Investigation of ill-defined regions can be made using 15N relaxation measurements to distinguish between “floppy” structure and those lacking sufficient constraints. The more constraints, the better (more precise and hopefully more accurate) the structure.
N C C N C C N
Three (and more)-dimensional NMR
15N- and 15N,13C-labelling allows structure determination of larger proteins (by simplifying increasing complex spectra, by alleviating inherent limitations due to slower “tumbling” of proteins in solution, and by providing improved assignment strategies). Structure determination still relies on identification of NOE’s.
15N NOESY HSQC: 3D spectra in which H-H NOESY information is resolved into separate planes in the 3d dimension according to the frequency of the amide 15N. Likewise for 15N TOCSY HSQC.
HNCA: 3D triple resonance spectrum in which cross peaks in 3D correlate the frequency of 15N, its directly attached 1H and the 13Ca of both its own and preceding amino acid.

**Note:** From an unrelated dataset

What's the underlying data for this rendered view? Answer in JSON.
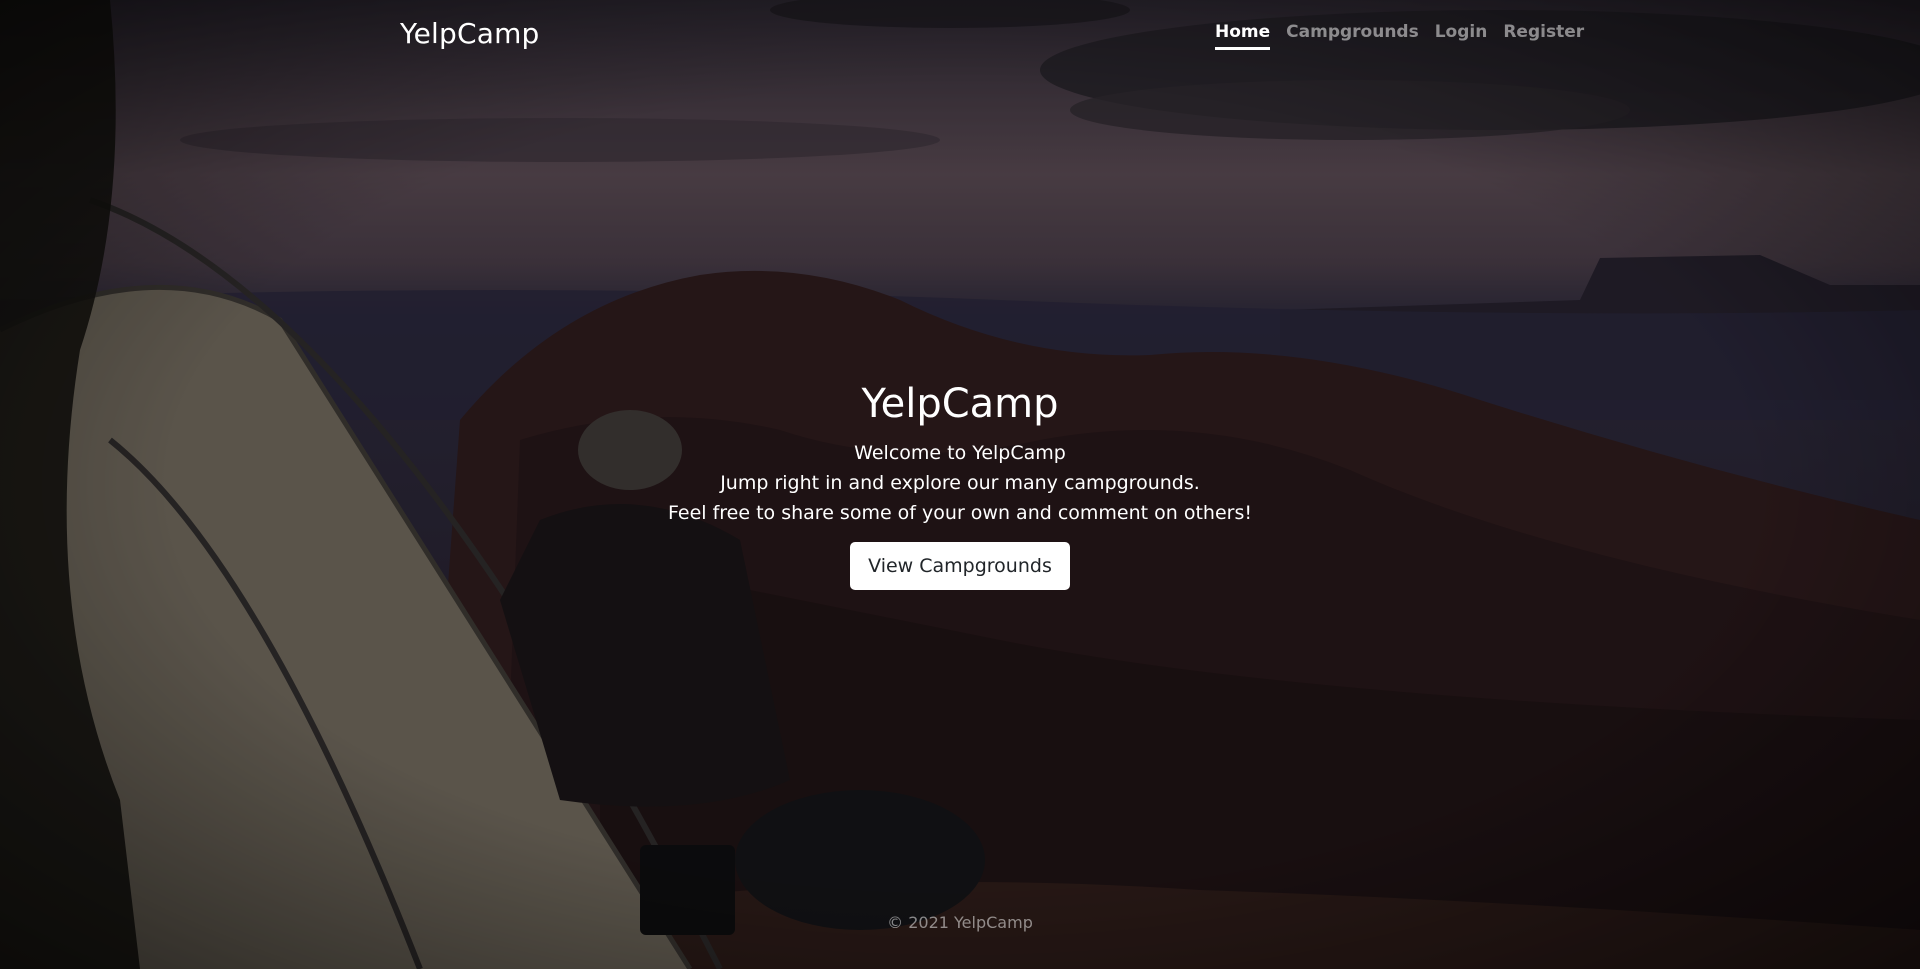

Backbone can be assigned directly by “walking” along the peptide backbone.
And there are many other examples (e.g. see Dr. Schirra’s web site)
30,000 genes in human genome (35 - 40% membrane proteins)
perhaps 3,000-10,000 different protein folds (identification of all folds plus homology modelling should allow fitting a structure to all gene products even without structure determination
increasing efficiency/throughput of structure determination
(even low resolution determination of protein fold is valuable)
improved structural determination of high MW proteins and membrane proteins
actual/potential sources of improvement:
expression of isolated domains (most protein domains 50-150 amino acids) see Campbell &
Downing paper on background reading list)
total or partial deuteration of proteins (reduce line broadening from 1H-1H dipolar interactions)
dipolar couplings: (partial orientation of protein in solution: determine 15N-1H and 13C-1H bond
orientations) accurate alignment of 2iary structure elements in poorly constrained structures
TROSY: novel pulse sequences that dramatically reduce line broadening at very high fields
(see Riek et al. paper on reading list)
proteins from 513 ORF having predicted MW < 23kD expressed as His-tagged fusions in E. coli in 15N media.
goodpromising mostly unfolded poor loss of protein upon concentration